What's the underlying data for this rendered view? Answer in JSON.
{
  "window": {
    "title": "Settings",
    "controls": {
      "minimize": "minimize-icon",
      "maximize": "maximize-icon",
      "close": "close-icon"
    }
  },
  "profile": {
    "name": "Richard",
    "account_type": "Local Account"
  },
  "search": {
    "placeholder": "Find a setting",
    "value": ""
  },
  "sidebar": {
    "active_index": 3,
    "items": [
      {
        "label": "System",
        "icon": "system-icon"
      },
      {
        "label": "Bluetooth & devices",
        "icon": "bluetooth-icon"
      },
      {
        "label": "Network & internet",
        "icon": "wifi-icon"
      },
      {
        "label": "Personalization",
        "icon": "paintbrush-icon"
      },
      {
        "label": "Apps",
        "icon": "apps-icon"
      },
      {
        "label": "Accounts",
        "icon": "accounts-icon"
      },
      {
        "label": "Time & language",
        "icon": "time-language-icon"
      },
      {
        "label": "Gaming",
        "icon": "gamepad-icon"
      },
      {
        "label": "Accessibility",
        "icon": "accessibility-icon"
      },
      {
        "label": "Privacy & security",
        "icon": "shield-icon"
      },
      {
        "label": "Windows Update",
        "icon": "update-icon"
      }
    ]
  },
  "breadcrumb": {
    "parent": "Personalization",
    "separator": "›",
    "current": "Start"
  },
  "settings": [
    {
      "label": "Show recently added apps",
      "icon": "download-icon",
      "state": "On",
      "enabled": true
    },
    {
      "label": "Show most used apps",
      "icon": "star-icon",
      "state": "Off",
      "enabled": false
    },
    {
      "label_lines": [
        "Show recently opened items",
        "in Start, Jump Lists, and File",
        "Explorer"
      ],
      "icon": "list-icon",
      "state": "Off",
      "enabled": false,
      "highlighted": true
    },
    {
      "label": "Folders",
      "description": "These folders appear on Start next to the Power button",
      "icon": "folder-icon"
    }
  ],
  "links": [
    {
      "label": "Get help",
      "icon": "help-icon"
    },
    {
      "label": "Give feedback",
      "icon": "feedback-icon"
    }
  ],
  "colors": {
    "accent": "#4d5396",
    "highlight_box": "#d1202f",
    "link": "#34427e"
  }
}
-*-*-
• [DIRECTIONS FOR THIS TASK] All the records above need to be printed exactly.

• [ANSWER TO THE PROBLEM]
What's the underlying data for this rendered view? Answer in JSON.
{
  "window": {
    "title": "Settings",
    "controls": {
      "minimize": "minimize-icon",
      "maximize": "maximize-icon",
      "close": "close-icon"
    }
  },
  "profile": {
    "name": "Richard",
    "account_type": "Local Account"
  },
  "search": {
    "placeholder": "Find a setting",
    "value": ""
  },
  "sidebar": {
    "active_index": 3,
    "items": [
      {
        "label": "System",
        "icon": "system-icon"
      },
      {
        "label": "Bluetooth & devices",
        "icon": "bluetooth-icon"
      },
      {
        "label": "Network & internet",
        "icon": "wifi-icon"
      },
      {
        "label": "Personalization",
        "icon": "paintbrush-icon"
      },
      {
        "label": "Apps",
        "icon": "apps-icon"
      },
      {
        "label": "Accounts",
        "icon": "accounts-icon"
      },
      {
        "label": "Time & language",
        "icon": "time-language-icon"
      },
      {
        "label": "Gaming",
        "icon": "gamepad-icon"
      },
      {
        "label": "Accessibility",
        "icon": "accessibility-icon"
      },
      {
        "label": "Privacy & security",
        "icon": "shield-icon"
      },
      {
        "label": "Windows Update",
        "icon": "update-icon"
      }
    ]
  },
  "breadcrumb": {
    "parent": "Personalization",
    "separator": "›",
    "current": "Start"
  },
  "settings": [
    {
      "label": "Show recently added apps",
      "icon": "download-icon",
      "state": "On",
      "enabled": true
    },
    {
      "label": "Show most used apps",
      "icon": "star-icon",
      "state": "Off",
      "enabled": false
    },
    {
      "label_lines": [
        "Show recently opened items",
        "in Start, Jump Lists, and File",
        "Explorer"
      ],
      "icon": "list-icon",
      "state": "Off",
      "enabled": false,
      "highlighted": true
    },
    {
      "label": "Folders",
      "description": "These folders appear on Start next to the Power button",
      "icon": "folder-icon"
    }
  ],
  "links": [
    {
      "label": "Get help",
      "icon": "help-icon"
    },
    {
      "label": "Give feedback",
      "icon": "feedback-icon"
    }
  ],
  "colors": {
    "accent": "#4d5396",
    "highlight_box": "#d1202f",
    "link": "#34427e"
  }
}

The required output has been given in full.